The New Hampshire House voted today to concur with the Senate’s abortion insurance mandate. Following an administrative procedure known as enrollment, HB 685 will go to Governor Chris Sununu. He has not indicated whether he will sign or veto the measure.

The Governor’s office can be reached at (603) 271-2121. I’ll be asking for a veto of HB 685.

The House vote on concurrence was 196-132. A “Yea” supported advancing the insurance mandate, despite the fact that the House had held no hearing on the bill as amended.

As previously reported, HB 685 was amended by the Senate to remove its original language on a different topic, replacing it with an abortion insurance mandate. The House violated its own rules (#45-b, if anyone asks) by taking up the amended bill at all, never mind concurring with the Senate’s changes.

If HB 685 becomes law, you will be helping to subsidize abortion if you are an insurance provider covered by the bill, if you are a business owner who offers health insurance as a benefit to employees under a policy covered by this bill, and if you are an individual paying premiums for a policy covered by this bill.

Conscience rights were dismissed by the House and Senate majorities when they voted on HB 685 as amended. Will the Governor take the same approach?

Earlier posts on HB 685: Second Abortion Insurance Mandate Bill Created in Rushed Process, House to Vote on Abortion Insurance Mandate

House to Vote On Abortion Insurance Mandate June 30

The New Hampshire House will vote on June 30 whether to agree with a Senate amendment creating an abortion insurance mandate bill. The House will vote to concur (agree) or non-concur (disagree) with the Senate’s changes to HB 685. The House intends to wrap up its session on the 30th, coming back only in September to consider vetoed bills.

If a majority votes to non-concur, HB 685 and the abortion insurance mandate will die. If a majority votes instead to concur, the bill will go to Governor Chris Sununu. The Governor has made no public statement on whether he’ll veto HB 685.

Reaching House members

To reach House members before Tuesday, June 30, look up your district and representatives’ names at the General Court website. Note that you may live in two districts, one for your town and another “floterial” district covering several towns. In that case, contact representatives from both districts.

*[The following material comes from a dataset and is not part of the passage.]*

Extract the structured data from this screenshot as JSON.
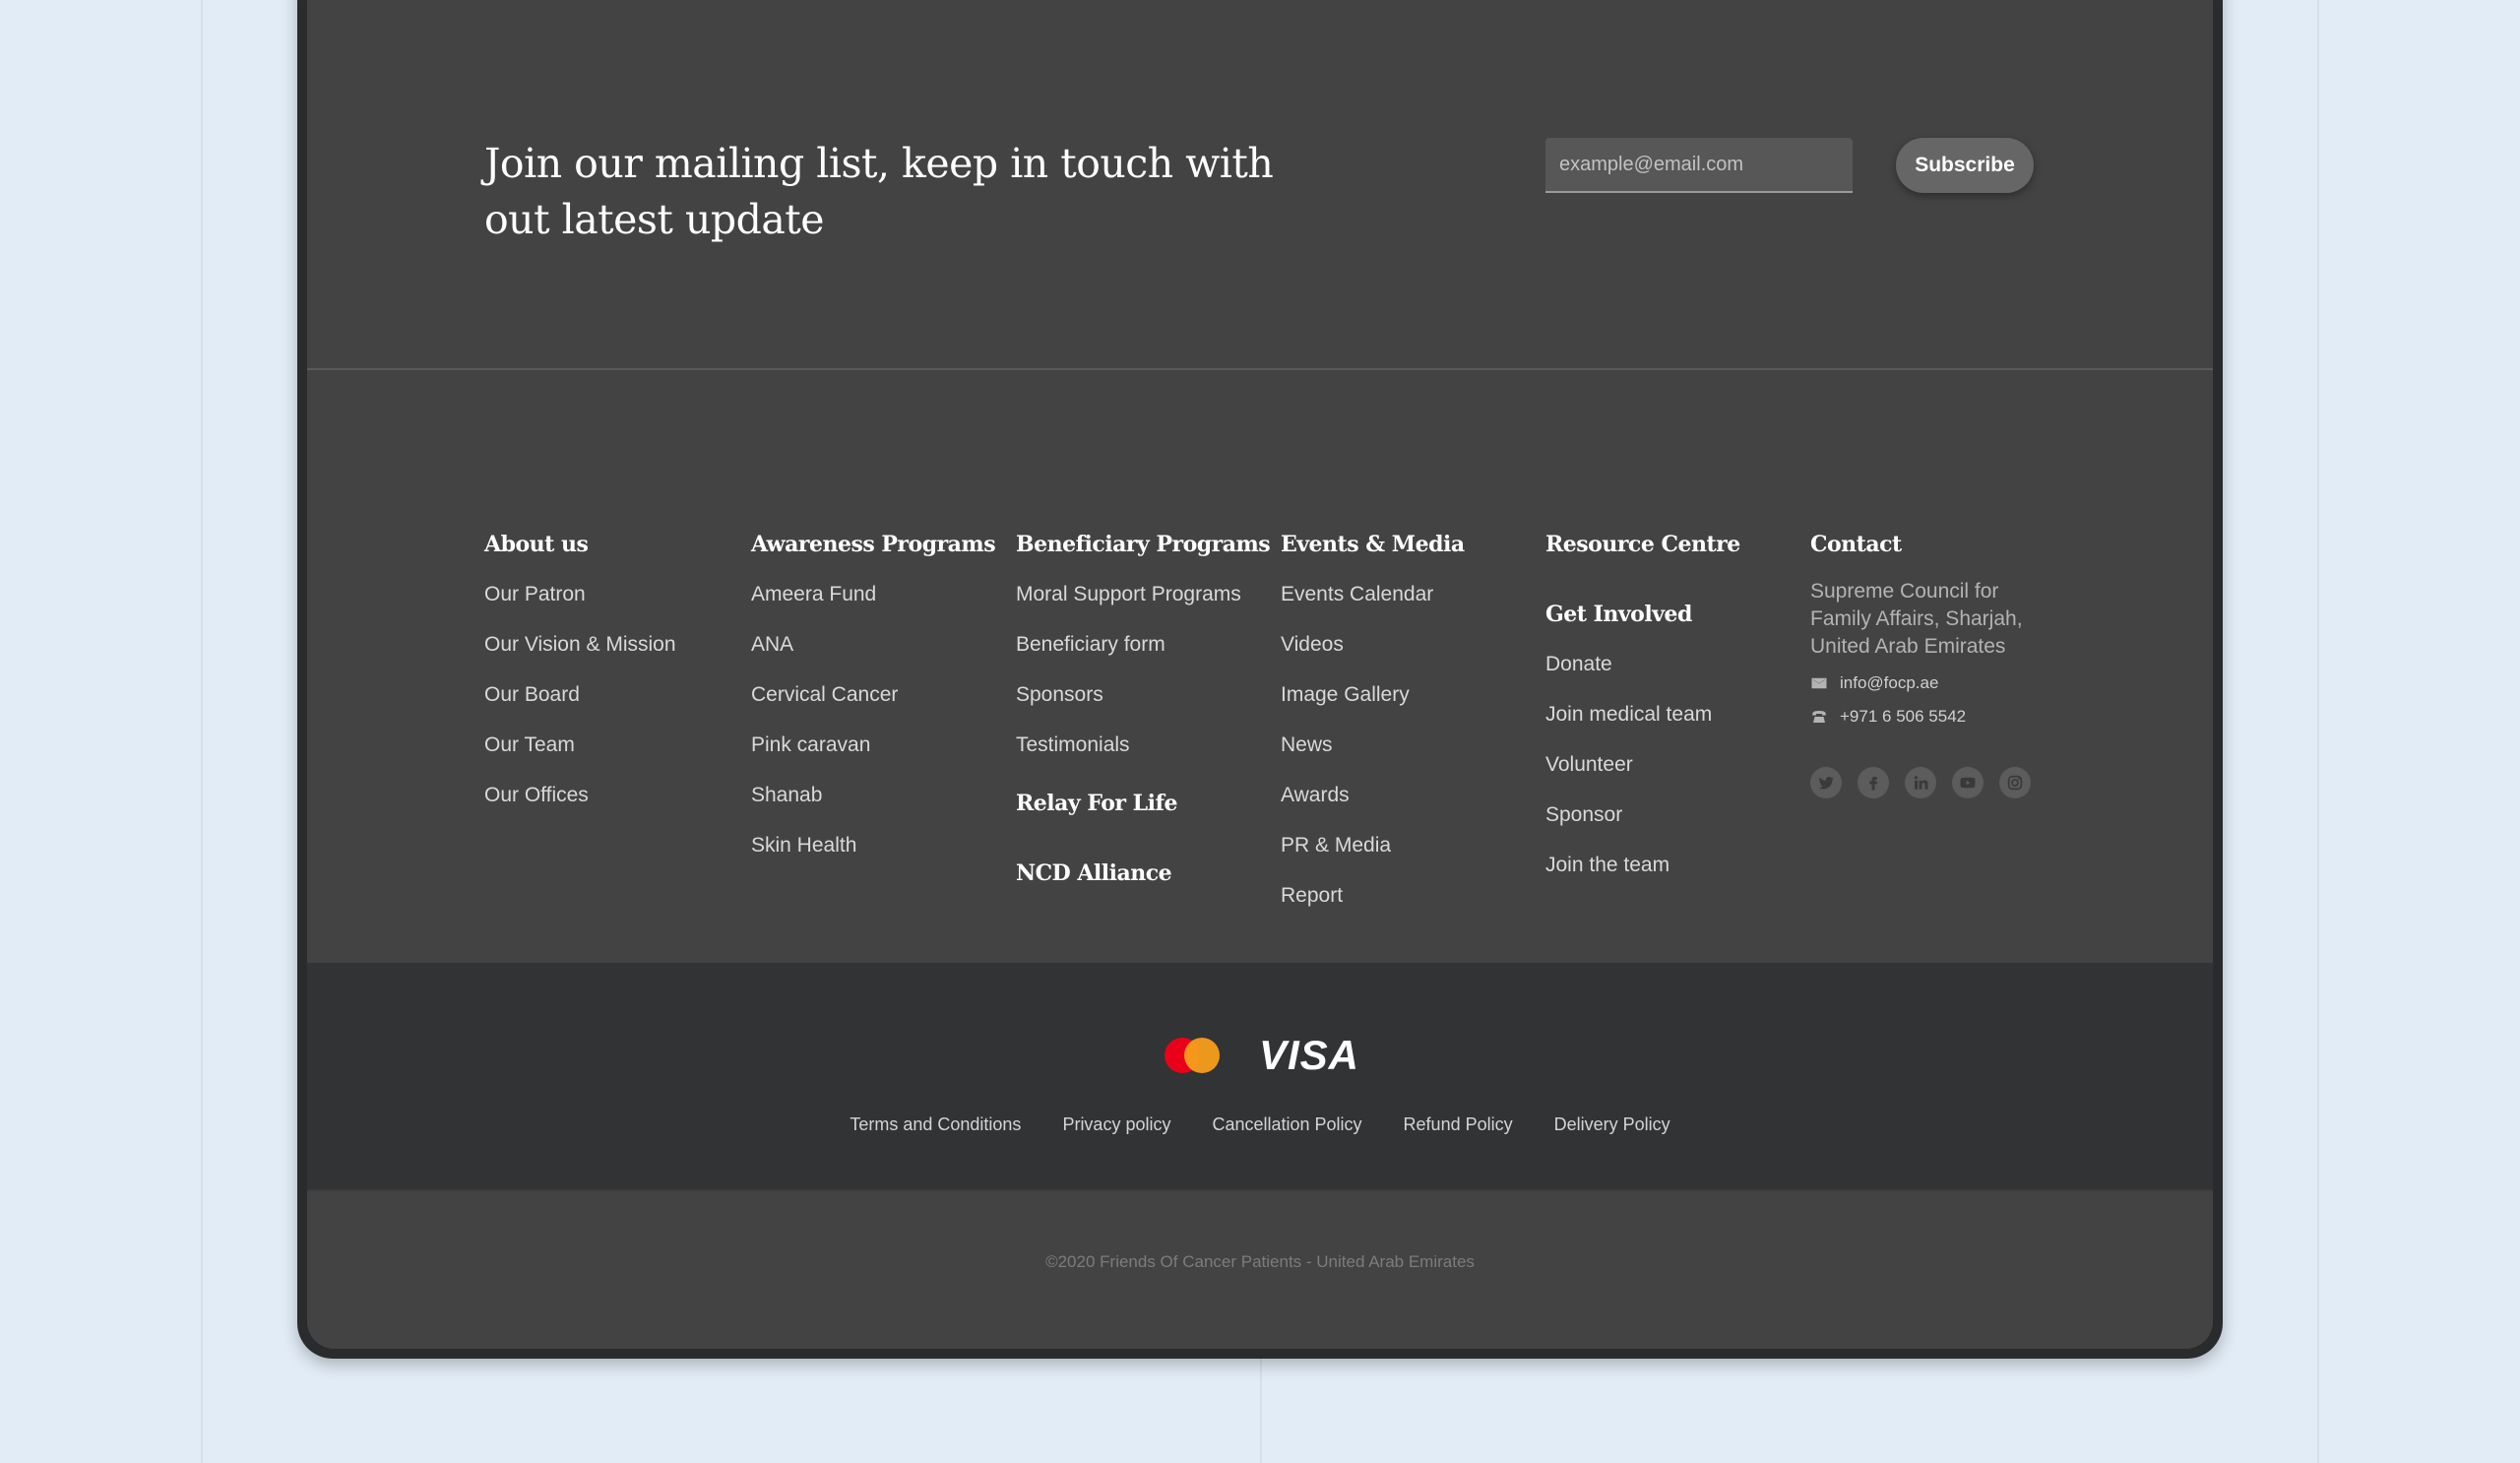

To kill HB 685, the message is please vote to non-concur with HB 685.

Brief and courteous messages are always the way to go.

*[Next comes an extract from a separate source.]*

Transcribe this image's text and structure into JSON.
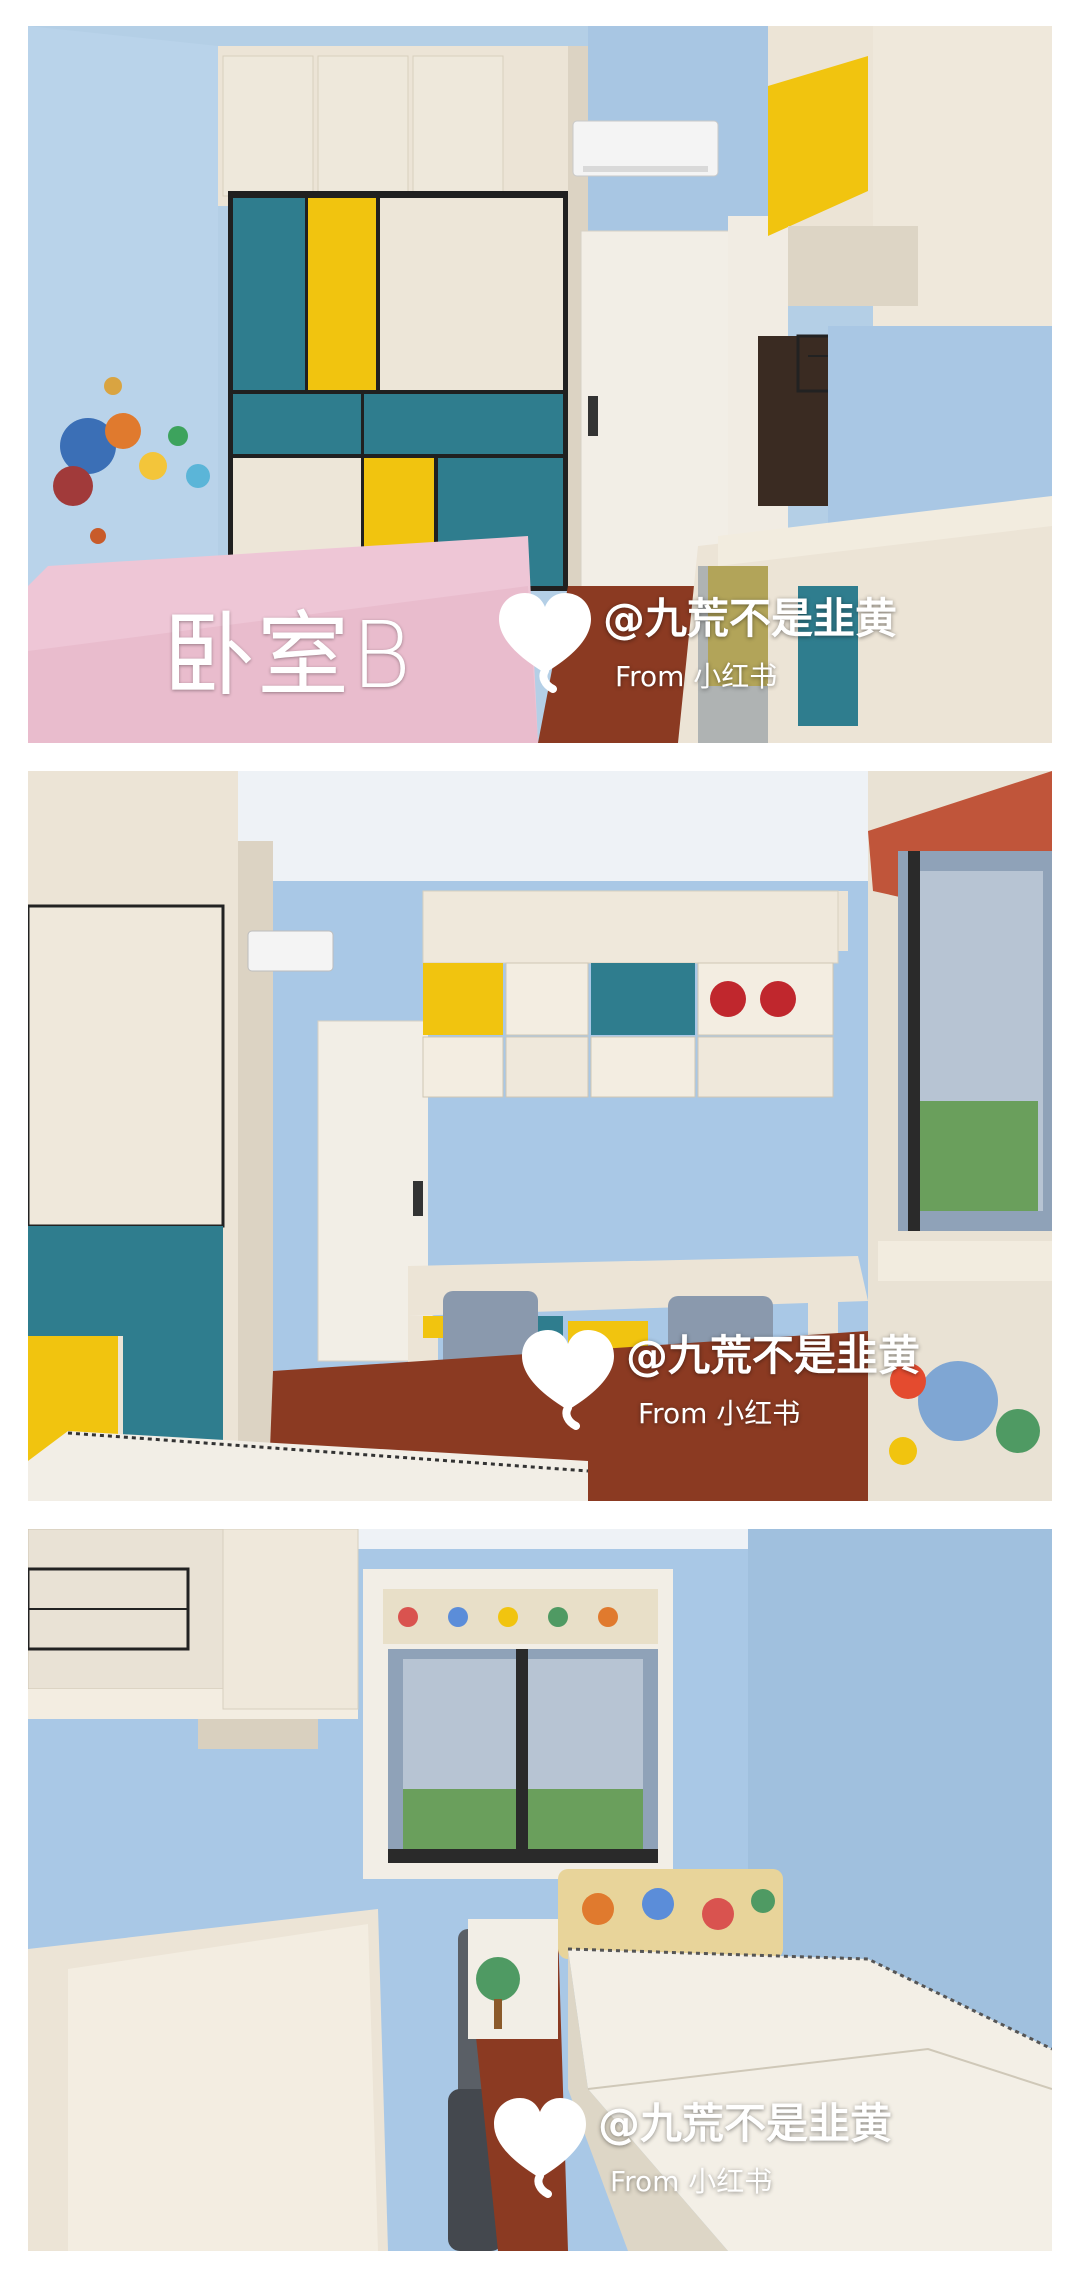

Reaching out to the Governor will be the next step if the House concurs. If you want to get a jump on that, call the Governor’s office at (603) 271-2121 and ask for a veto if HB 685 gets to his desk. Thumbs up to the staff at the Governor’s office, which fields all such calls and makes sure the Governor hears about them.

The sneaky swap: senate’s non-germane amendment

As previously reported, HB 685 bears no relationship to the original bill passed by the House. As introduced, HB 685 was about insurance for ambulance services. That’s what the House passed. The Senate, where a majority is more interested in abortion than in ambulance services, amended the bill by stripping out the original language altogether and replacing it with an abortion insurance mandate. The vote on the non-germane amendment – meaning the amendment has no relationship to the topic of the original bill – was 14-10 along party lines.

To add insult to injury, the Senate majority accepted a new name for the bill: “The Reproductive Health Parity Act of 2020.”

Even a House member who’s a fan of abortion mandates could take offense at the Senate’s casual dismissal of a House bill. Procedure alone is reason enough to torpedo HB 685 as amended.

There’s more: there was NO House hearing on the material in HB 685 as amended. No House member should be supporting that kind of sneaky process.

If this procedural nonsense succeeds, it will set a precedent for future legislatures. Its use won’t be limited to one party or the other. No House member should be willing to open that door. No representative voting to concur with HB 685 as amended will have any business objecting if his or her own pet bill falls prey to shenanigans in the future.

Because the House intends to finish this session’s regular business on June 30, without forming any conference committees, a vote to non-concur will kill HB 685.

I’ll add a link to the roll call after the House vote.